The diameter of nuclei ranges from 1 micrometer in intracellular parasites and yeast cells to several millimeters in some insect sperm. Spherical or ellipsoidal nuclei are found in most cell types, although occasionally spindle-shaped, lobulated, disc-shaped, or cup-shaped nuclei may be observed. Although nuclear size and shape are somewhat consistent features of a particular cell type, these features are more variable in cancer cells. In addition, tumor cell nuclei are characterized by indentation, furrowing, elongation, and budding.

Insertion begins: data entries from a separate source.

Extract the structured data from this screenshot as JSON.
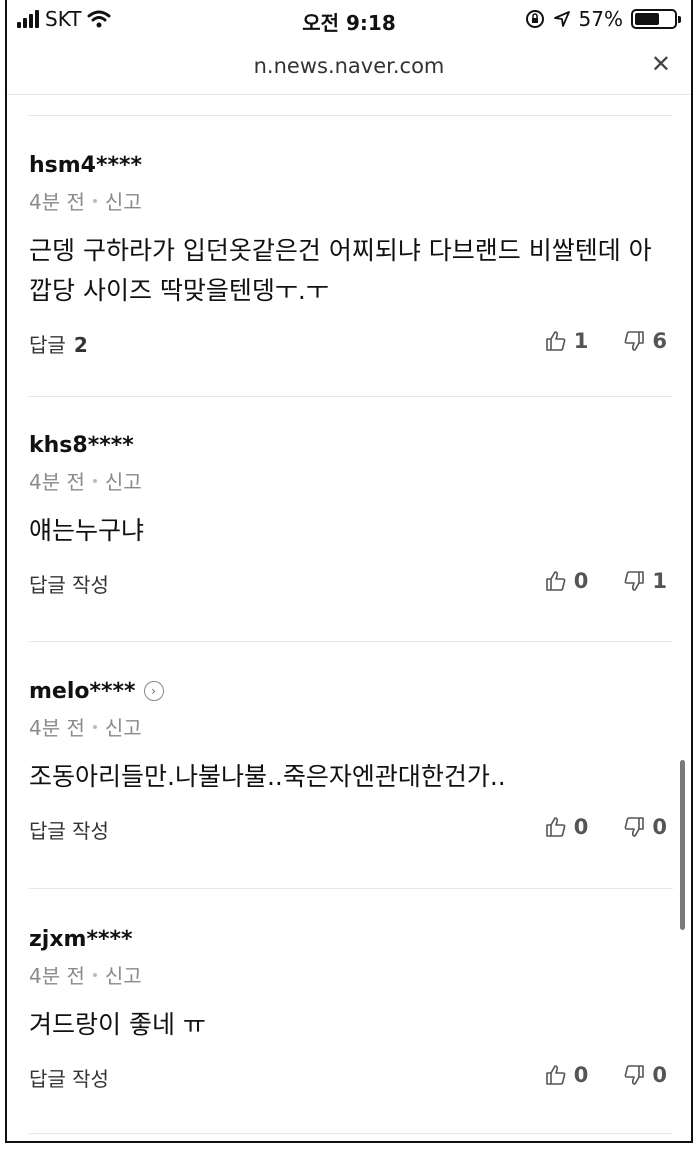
{
  "status_bar": {
    "carrier": "SKT",
    "time": "오전 9:18",
    "battery_percent": "57%",
    "battery_level": 0.57
  },
  "browser": {
    "url": "n.news.naver.com",
    "close_icon": "✕"
  },
  "comments": [
    {
      "user": "hsm4****",
      "time": "4분 전",
      "report": "신고",
      "text": "근뎅 구하라가 입던옷같은건 어찌되냐 다브랜드 비쌀텐데 아깝당 사이즈 딱맞을텐뎅ㅜ.ㅜ",
      "reply_label": "답글",
      "reply_count": "2",
      "likes": "1",
      "dislikes": "6"
    },
    {
      "user": "khs8****",
      "time": "4분 전",
      "report": "신고",
      "text": "얘는누구냐",
      "reply_label": "답글 작성",
      "likes": "0",
      "dislikes": "1"
    },
    {
      "user": "melo****",
      "time": "4분 전",
      "report": "신고",
      "text": "조동아리들만.나불나불..죽은자엔관대한건가..",
      "reply_label": "답글 작성",
      "likes": "0",
      "dislikes": "0"
    },
    {
      "user": "zjxm****",
      "time": "4분 전",
      "report": "신고",
      "text": "겨드랑이 좋네 ㅠ",
      "reply_label": "답글 작성",
      "likes": "0",
      "dislikes": "0"
    }
  ]
}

The nucleus is bounded by a double membrane (the nuclear envelope) and contains several major components: chromatin, which is composed of DNA and chromosomal proteins; the nucleolus, which is the site of ribosomal RNA (rRNA) synthesis; and nucleoplasmic fibrils and granules, some of which are involved in the processing and transport of messenger RNA out of the nucleus (see illustration). The constituents of the nucleus are contained within a framework referred to as the nuclear matrix.